Additionally, two representatives from Massachusetts Department of Transportation were present at last week's meeting. They confirmed the DoT is in support of the project and is committed to the improvements outlined in the initial letter of support (attached to this story). They said the DoT's legal department is currently reviewing the more formal agreement between Gutierrez, Burlington and DoT.
If Target falls through:
Much of the discussion during last week's meeting also focused on covenant that Gutierrez has written up as an agreement between his company and the town. The document, in part, limits the plan to 165,000 square feet for restaurant and retail use. Some members of the board expressed concerns over what might happen if the zoning change is approved by Town Meeting but the plans with Target don't materialize. Specifically, as Roth pointed out, the language of the agreement limits the size on retail/restaurant, but he questioned if the size restriction would apply if Gutierrez decided to build office spaces, for example, rather than the originally proposed use.

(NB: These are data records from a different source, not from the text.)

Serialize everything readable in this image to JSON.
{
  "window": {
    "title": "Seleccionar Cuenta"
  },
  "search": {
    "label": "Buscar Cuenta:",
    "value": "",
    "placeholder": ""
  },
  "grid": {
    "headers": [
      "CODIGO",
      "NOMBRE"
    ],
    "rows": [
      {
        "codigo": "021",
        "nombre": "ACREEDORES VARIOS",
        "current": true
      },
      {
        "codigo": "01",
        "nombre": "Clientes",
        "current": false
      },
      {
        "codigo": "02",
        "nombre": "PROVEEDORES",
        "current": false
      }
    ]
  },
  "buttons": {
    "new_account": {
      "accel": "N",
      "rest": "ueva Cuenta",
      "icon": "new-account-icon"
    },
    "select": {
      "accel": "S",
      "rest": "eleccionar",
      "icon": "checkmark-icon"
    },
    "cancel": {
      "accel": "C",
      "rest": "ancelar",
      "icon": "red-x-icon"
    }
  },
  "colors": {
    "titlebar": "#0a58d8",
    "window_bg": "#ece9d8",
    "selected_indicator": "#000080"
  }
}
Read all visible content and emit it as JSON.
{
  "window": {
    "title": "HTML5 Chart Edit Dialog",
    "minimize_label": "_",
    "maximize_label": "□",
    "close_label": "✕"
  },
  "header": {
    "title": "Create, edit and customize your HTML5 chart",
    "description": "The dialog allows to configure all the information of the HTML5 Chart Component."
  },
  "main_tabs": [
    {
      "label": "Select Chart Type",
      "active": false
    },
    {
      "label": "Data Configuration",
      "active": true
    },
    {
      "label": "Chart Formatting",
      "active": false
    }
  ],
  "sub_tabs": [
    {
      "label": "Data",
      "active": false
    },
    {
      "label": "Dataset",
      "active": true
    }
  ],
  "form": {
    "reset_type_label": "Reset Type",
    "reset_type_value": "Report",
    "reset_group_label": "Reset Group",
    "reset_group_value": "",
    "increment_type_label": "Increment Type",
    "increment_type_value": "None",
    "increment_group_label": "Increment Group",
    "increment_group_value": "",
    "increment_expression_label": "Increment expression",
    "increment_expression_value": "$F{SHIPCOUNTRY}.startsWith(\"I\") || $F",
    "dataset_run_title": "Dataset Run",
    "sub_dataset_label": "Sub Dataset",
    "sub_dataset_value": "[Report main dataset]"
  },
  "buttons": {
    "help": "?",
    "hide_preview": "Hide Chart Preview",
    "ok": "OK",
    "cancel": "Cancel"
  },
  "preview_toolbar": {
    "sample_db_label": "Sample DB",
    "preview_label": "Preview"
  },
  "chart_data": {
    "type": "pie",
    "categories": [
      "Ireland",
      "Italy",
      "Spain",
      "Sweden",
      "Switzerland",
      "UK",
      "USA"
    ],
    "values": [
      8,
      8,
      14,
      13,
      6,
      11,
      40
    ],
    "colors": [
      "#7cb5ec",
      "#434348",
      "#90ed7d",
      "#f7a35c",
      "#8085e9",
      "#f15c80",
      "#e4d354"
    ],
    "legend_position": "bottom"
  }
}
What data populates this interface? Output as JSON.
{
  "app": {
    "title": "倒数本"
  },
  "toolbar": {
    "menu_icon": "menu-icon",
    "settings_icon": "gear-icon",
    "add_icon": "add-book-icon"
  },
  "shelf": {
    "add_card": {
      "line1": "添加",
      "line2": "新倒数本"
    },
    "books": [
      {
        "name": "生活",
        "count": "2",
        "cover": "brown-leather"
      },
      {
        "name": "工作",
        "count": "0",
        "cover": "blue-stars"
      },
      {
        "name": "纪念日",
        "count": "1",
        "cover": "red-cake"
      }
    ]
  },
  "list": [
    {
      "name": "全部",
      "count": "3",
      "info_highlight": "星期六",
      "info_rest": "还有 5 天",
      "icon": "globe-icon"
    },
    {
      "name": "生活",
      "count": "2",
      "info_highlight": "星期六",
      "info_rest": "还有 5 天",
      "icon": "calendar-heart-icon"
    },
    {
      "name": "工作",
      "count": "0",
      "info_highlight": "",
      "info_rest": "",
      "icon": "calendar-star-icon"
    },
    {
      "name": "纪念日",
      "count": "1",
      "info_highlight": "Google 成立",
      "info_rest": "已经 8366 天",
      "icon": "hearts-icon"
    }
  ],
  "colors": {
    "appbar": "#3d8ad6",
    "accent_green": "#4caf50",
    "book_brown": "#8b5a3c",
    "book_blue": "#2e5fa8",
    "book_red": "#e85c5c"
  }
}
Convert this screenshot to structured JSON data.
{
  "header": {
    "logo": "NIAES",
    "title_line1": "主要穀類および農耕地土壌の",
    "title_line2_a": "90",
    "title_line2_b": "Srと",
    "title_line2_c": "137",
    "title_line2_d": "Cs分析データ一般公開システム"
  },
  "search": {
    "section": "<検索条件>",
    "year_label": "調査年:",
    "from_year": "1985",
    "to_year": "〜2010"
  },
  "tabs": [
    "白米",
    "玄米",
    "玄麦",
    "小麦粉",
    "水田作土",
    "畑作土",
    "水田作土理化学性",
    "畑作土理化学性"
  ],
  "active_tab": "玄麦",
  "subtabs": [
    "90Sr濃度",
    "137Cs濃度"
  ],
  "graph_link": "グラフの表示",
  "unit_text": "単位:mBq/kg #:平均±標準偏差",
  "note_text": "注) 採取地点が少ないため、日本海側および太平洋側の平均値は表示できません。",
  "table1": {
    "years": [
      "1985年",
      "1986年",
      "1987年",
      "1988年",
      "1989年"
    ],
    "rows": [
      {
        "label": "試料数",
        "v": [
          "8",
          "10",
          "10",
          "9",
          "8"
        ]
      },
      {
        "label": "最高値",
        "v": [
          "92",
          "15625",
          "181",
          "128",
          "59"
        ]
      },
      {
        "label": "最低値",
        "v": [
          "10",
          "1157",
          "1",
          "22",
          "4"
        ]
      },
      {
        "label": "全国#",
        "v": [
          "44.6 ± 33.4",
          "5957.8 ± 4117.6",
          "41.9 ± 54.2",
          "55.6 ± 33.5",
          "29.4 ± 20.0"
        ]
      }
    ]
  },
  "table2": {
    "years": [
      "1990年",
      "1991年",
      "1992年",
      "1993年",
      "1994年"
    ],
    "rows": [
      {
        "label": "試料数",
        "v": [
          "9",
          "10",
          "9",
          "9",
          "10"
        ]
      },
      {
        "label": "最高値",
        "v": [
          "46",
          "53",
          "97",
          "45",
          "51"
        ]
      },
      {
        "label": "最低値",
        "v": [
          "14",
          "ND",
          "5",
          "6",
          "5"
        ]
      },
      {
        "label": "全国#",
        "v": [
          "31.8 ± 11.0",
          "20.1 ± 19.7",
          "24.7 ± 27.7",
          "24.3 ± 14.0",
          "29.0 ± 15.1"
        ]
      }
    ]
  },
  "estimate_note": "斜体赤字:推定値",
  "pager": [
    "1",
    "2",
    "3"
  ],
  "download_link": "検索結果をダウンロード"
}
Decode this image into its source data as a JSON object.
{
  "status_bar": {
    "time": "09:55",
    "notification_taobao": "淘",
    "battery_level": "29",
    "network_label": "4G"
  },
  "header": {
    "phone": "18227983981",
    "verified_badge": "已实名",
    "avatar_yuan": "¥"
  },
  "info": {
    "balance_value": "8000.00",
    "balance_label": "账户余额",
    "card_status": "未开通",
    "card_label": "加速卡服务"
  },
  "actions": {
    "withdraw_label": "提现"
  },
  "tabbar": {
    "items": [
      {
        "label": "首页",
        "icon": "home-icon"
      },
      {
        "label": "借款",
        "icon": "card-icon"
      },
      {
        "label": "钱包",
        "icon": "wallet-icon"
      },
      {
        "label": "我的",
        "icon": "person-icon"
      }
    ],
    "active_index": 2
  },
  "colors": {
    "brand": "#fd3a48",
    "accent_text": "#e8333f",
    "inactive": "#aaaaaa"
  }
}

"I want the document to reflect what you’re saying verbally," he said. "The document says you are asking Town Meeting to rezone and if they do you have limits on retail and restaurant, but if the final project is neither of those, its not clear those will also be limited."
Weiss said Gutierrez is committed to the plan as proposed as is not looking to make any changes.
"We can put in a line that says 'this project or nothing.'" Weiss said, later adding "We want to provide comfort that if we do not deliver on any one of these pieces, the project will no go forward. We’ll add a line to make that perfectly clear in the agreement. We’re not seeking to pull the wool over anyone’s eyes are do a bait and switch."
What are your thoughts on the proposal? Let us know in the comments section below.